• Stored entries:
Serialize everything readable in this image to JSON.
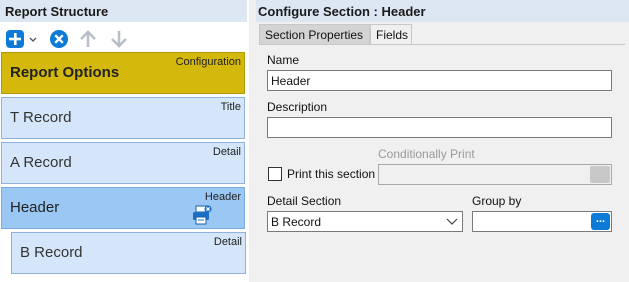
{
  "left_panel": {
    "title": "Report Structure",
    "toolbar": {
      "add_icon": "plus-circle-icon",
      "dropdown_icon": "chevron-down-icon",
      "remove_icon": "x-circle-icon",
      "move_up_icon": "arrow-up-icon",
      "move_down_icon": "arrow-down-icon"
    },
    "sections": [
      {
        "name": "Report Options",
        "tag": "Configuration",
        "state": "config"
      },
      {
        "name": "T Record",
        "tag": "Title",
        "state": "normal"
      },
      {
        "name": "A Record",
        "tag": "Detail",
        "state": "normal"
      },
      {
        "name": "Header",
        "tag": "Header",
        "state": "selected",
        "icon": "printer-icon"
      },
      {
        "name": "B Record",
        "tag": "Detail",
        "state": "normal"
      }
    ]
  },
  "right_panel": {
    "title": "Configure Section : Header",
    "tabs": [
      {
        "label": "Section Properties",
        "active": true
      },
      {
        "label": "Fields",
        "active": false
      }
    ],
    "form": {
      "name_label": "Name",
      "name_value": "Header",
      "description_label": "Description",
      "description_value": "",
      "conditionally_print_label": "Conditionally Print",
      "print_checkbox_label": "Print this section",
      "print_checked": false,
      "detail_section_label": "Detail Section",
      "detail_section_value": "B Record",
      "group_by_label": "Group by",
      "group_by_value": "",
      "group_by_button": "...",
      "condition_button": ""
    }
  },
  "colors": {
    "header_bg": "#dde7f3",
    "config_section": "#d4b90c",
    "section_bg": "#d6e6fa",
    "selected_section": "#9ac7f3",
    "accent_blue": "#0c7ad6"
  }
}
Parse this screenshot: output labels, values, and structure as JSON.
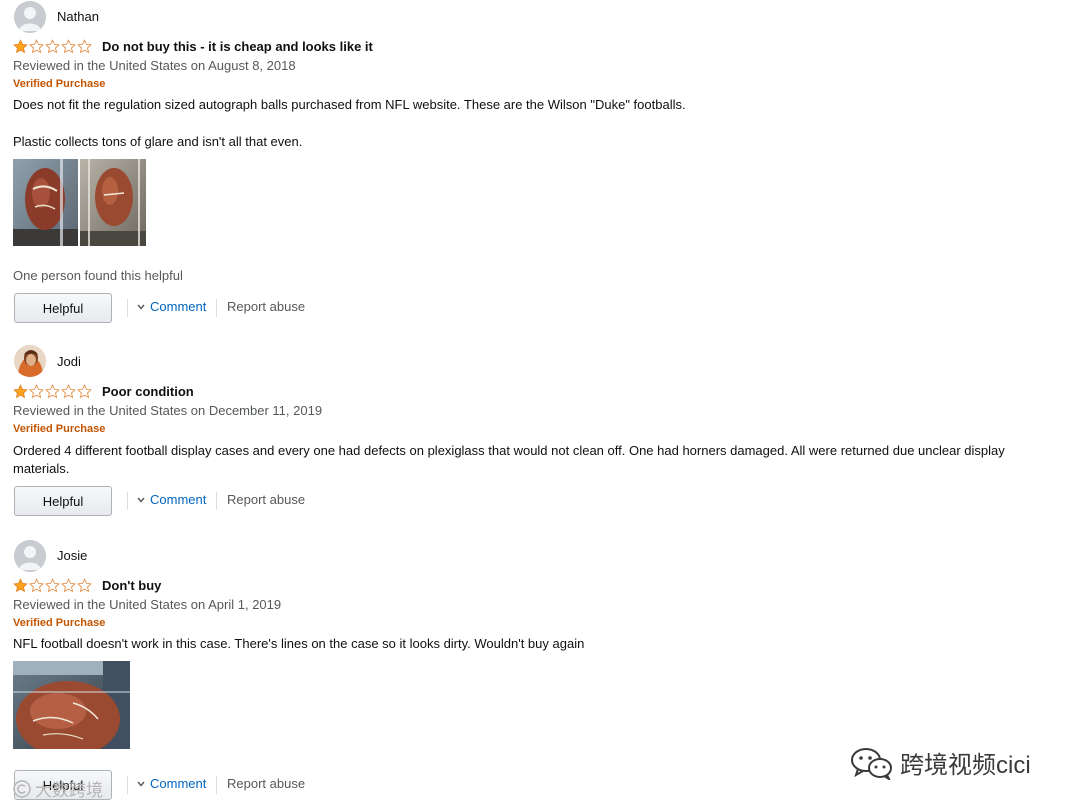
{
  "reviews": [
    {
      "reviewer": "Nathan",
      "rating": 1,
      "rating_max": 5,
      "title": "Do not buy this - it is cheap and looks like it",
      "date_text": "Reviewed in the United States on August 8, 2018",
      "verified": "Verified Purchase",
      "body_1": "Does not fit the regulation sized autograph balls purchased from NFL website. These are the Wilson \"Duke\" footballs.",
      "body_2": "Plastic collects tons of glare and isn't all that even.",
      "helpful_count": "One person found this helpful",
      "helpful_label": "Helpful",
      "comment_label": "Comment",
      "report_label": "Report abuse"
    },
    {
      "reviewer": "Jodi",
      "rating": 1,
      "rating_max": 5,
      "title": "Poor condition",
      "date_text": "Reviewed in the United States on December 11, 2019",
      "verified": "Verified Purchase",
      "body_1": "Ordered 4 different football display cases and every one had defects on plexiglass that would not clean off. One had horners damaged. All were returned due unclear display materials.",
      "helpful_label": "Helpful",
      "comment_label": "Comment",
      "report_label": "Report abuse"
    },
    {
      "reviewer": "Josie",
      "rating": 1,
      "rating_max": 5,
      "title": "Don't buy",
      "date_text": "Reviewed in the United States on April 1, 2019",
      "verified": "Verified Purchase",
      "body_1": "NFL football doesn't work in this case. There's lines on the case so it looks dirty. Wouldn't buy again",
      "helpful_label": "Helpful",
      "comment_label": "Comment",
      "report_label": "Report abuse"
    }
  ],
  "watermarks": {
    "right": "跨境视频cici",
    "bottom_left": "大数跨境"
  },
  "colors": {
    "star_fill": "#ffa41c",
    "star_outline": "#de7921",
    "verified": "#c45500",
    "link": "#0066c0",
    "meta": "#565959"
  },
  "icons": {
    "avatar_default": "person-silhouette-icon",
    "avatar_photo": "profile-photo",
    "comment_chevron": "chevron-down-icon",
    "watermark": "wechat-icon",
    "watermark_bottom": "copyright-icon"
  }
}
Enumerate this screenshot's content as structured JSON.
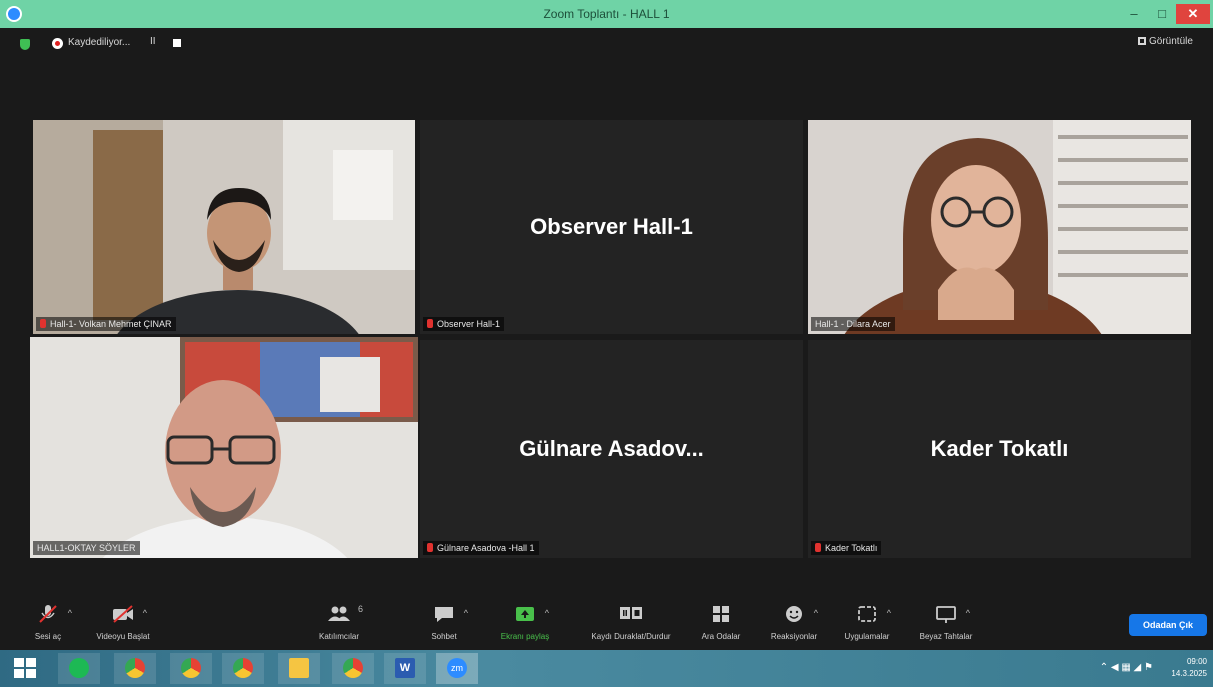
{
  "window": {
    "title": "Zoom Toplantı - HALL 1"
  },
  "topbar": {
    "recording_label": "Kaydediliyor...",
    "pause_symbol": "II",
    "view_label": "Görüntüle"
  },
  "tiles": [
    {
      "name_tag": "Hall-1- Volkan Mehmet ÇINAR",
      "big_name": "",
      "muted": true,
      "active": false
    },
    {
      "name_tag": "Observer Hall-1",
      "big_name": "Observer Hall-1",
      "muted": true,
      "active": false
    },
    {
      "name_tag": "Hall-1 - Dilara Acer",
      "big_name": "",
      "muted": false,
      "active": false
    },
    {
      "name_tag": "HALL1-OKTAY SÖYLER",
      "big_name": "",
      "muted": false,
      "active": true
    },
    {
      "name_tag": "Gülnare Asadova -Hall 1",
      "big_name": "Gülnare  Asadov...",
      "muted": true,
      "active": false
    },
    {
      "name_tag": "Kader Tokatlı",
      "big_name": "Kader Tokatlı",
      "muted": true,
      "active": false
    }
  ],
  "toolbar": {
    "audio": "Sesi aç",
    "video": "Videoyu Başlat",
    "participants": "Katılımcılar",
    "participants_count": "6",
    "chat": "Sohbet",
    "share": "Ekranı paylaş",
    "record": "Kaydı Duraklat/Durdur",
    "breakout": "Ara Odalar",
    "reactions": "Reaksiyonlar",
    "apps": "Uygulamalar",
    "whiteboard": "Beyaz Tahtalar",
    "end": "Odadan Çık"
  },
  "taskbar": {
    "time": "09:00",
    "date": "14.3.2025",
    "word_label": "W",
    "zoom_label": "zm"
  },
  "colors": {
    "titlebar": "#6fd3a6",
    "active_speaker": "#c8e04a",
    "share_green": "#49c04b",
    "end_blue": "#1677e8",
    "muted_red": "#e0322f"
  }
}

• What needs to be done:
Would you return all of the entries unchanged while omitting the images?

• Worked solution:
Serialize everything readable in this image to JSON.
{
  "left_panel": {
    "title": "Report Structure",
    "toolbar": {
      "add_icon": "plus-circle-icon",
      "dropdown_icon": "chevron-down-icon",
      "remove_icon": "x-circle-icon",
      "move_up_icon": "arrow-up-icon",
      "move_down_icon": "arrow-down-icon"
    },
    "sections": [
      {
        "name": "Report Options",
        "tag": "Configuration",
        "state": "config"
      },
      {
        "name": "T Record",
        "tag": "Title",
        "state": "normal"
      },
      {
        "name": "A Record",
        "tag": "Detail",
        "state": "normal"
      },
      {
        "name": "Header",
        "tag": "Header",
        "state": "selected",
        "icon": "printer-icon"
      },
      {
        "name": "B Record",
        "tag": "Detail",
        "state": "normal"
      }
    ]
  },
  "right_panel": {
    "title": "Configure Section : Header",
    "tabs": [
      {
        "label": "Section Properties",
        "active": true
      },
      {
        "label": "Fields",
        "active": false
      }
    ],
    "form": {
      "name_label": "Name",
      "name_value": "Header",
      "description_label": "Description",
      "description_value": "",
      "conditionally_print_label": "Conditionally Print",
      "print_checkbox_label": "Print this section",
      "print_checked": false,
      "detail_section_label": "Detail Section",
      "detail_section_value": "B Record",
      "group_by_label": "Group by",
      "group_by_value": "",
      "group_by_button": "...",
      "condition_button": ""
    }
  },
  "colors": {
    "header_bg": "#dde7f3",
    "config_section": "#d4b90c",
    "section_bg": "#d6e6fa",
    "selected_section": "#9ac7f3",
    "accent_blue": "#0c7ad6"
  }
}
Parse this screenshot: output labels, values, and structure as JSON.
{
  "reviews": [
    {
      "reviewer": "Nathan",
      "rating": 1,
      "rating_max": 5,
      "title": "Do not buy this - it is cheap and looks like it",
      "date_text": "Reviewed in the United States on August 8, 2018",
      "verified": "Verified Purchase",
      "body_1": "Does not fit the regulation sized autograph balls purchased from NFL website. These are the Wilson \"Duke\" footballs.",
      "body_2": "Plastic collects tons of glare and isn't all that even.",
      "helpful_count": "One person found this helpful",
      "helpful_label": "Helpful",
      "comment_label": "Comment",
      "report_label": "Report abuse"
    },
    {
      "reviewer": "Jodi",
      "rating": 1,
      "rating_max": 5,
      "title": "Poor condition",
      "date_text": "Reviewed in the United States on December 11, 2019",
      "verified": "Verified Purchase",
      "body_1": "Ordered 4 different football display cases and every one had defects on plexiglass that would not clean off. One had horners damaged. All were returned due unclear display materials.",
      "helpful_label": "Helpful",
      "comment_label": "Comment",
      "report_label": "Report abuse"
    },
    {
      "reviewer": "Josie",
      "rating": 1,
      "rating_max": 5,
      "title": "Don't buy",
      "date_text": "Reviewed in the United States on April 1, 2019",
      "verified": "Verified Purchase",
      "body_1": "NFL football doesn't work in this case. There's lines on the case so it looks dirty. Wouldn't buy again",
      "helpful_label": "Helpful",
      "comment_label": "Comment",
      "report_label": "Report abuse"
    }
  ],
  "watermarks": {
    "right": "跨境视频cici",
    "bottom_left": "大数跨境"
  },
  "colors": {
    "star_fill": "#ffa41c",
    "star_outline": "#de7921",
    "verified": "#c45500",
    "link": "#0066c0",
    "meta": "#565959"
  },
  "icons": {
    "avatar_default": "person-silhouette-icon",
    "avatar_photo": "profile-photo",
    "comment_chevron": "chevron-down-icon",
    "watermark": "wechat-icon",
    "watermark_bottom": "copyright-icon"
  }
}
Enumerate this screenshot's content as structured JSON.
{
  "window": {
    "title": "Zoom Toplantı - HALL 1"
  },
  "topbar": {
    "recording_label": "Kaydediliyor...",
    "pause_symbol": "II",
    "view_label": "Görüntüle"
  },
  "tiles": [
    {
      "name_tag": "Hall-1- Volkan Mehmet ÇINAR",
      "big_name": "",
      "muted": true,
      "active": false
    },
    {
      "name_tag": "Observer Hall-1",
      "big_name": "Observer Hall-1",
      "muted": true,
      "active": false
    },
    {
      "name_tag": "Hall-1 - Dilara Acer",
      "big_name": "",
      "muted": false,
      "active": false
    },
    {
      "name_tag": "HALL1-OKTAY SÖYLER",
      "big_name": "",
      "muted": false,
      "active": true
    },
    {
      "name_tag": "Gülnare Asadova -Hall 1",
      "big_name": "Gülnare  Asadov...",
      "muted": true,
      "active": false
    },
    {
      "name_tag": "Kader Tokatlı",
      "big_name": "Kader Tokatlı",
      "muted": true,
      "active": false
    }
  ],
  "toolbar": {
    "audio": "Sesi aç",
    "video": "Videoyu Başlat",
    "participants": "Katılımcılar",
    "participants_count": "6",
    "chat": "Sohbet",
    "share": "Ekranı paylaş",
    "record": "Kaydı Duraklat/Durdur",
    "breakout": "Ara Odalar",
    "reactions": "Reaksiyonlar",
    "apps": "Uygulamalar",
    "whiteboard": "Beyaz Tahtalar",
    "end": "Odadan Çık"
  },
  "taskbar": {
    "time": "09:00",
    "date": "14.3.2025",
    "word_label": "W",
    "zoom_label": "zm"
  },
  "colors": {
    "titlebar": "#6fd3a6",
    "active_speaker": "#c8e04a",
    "share_green": "#49c04b",
    "end_blue": "#1677e8",
    "muted_red": "#e0322f"
  }
}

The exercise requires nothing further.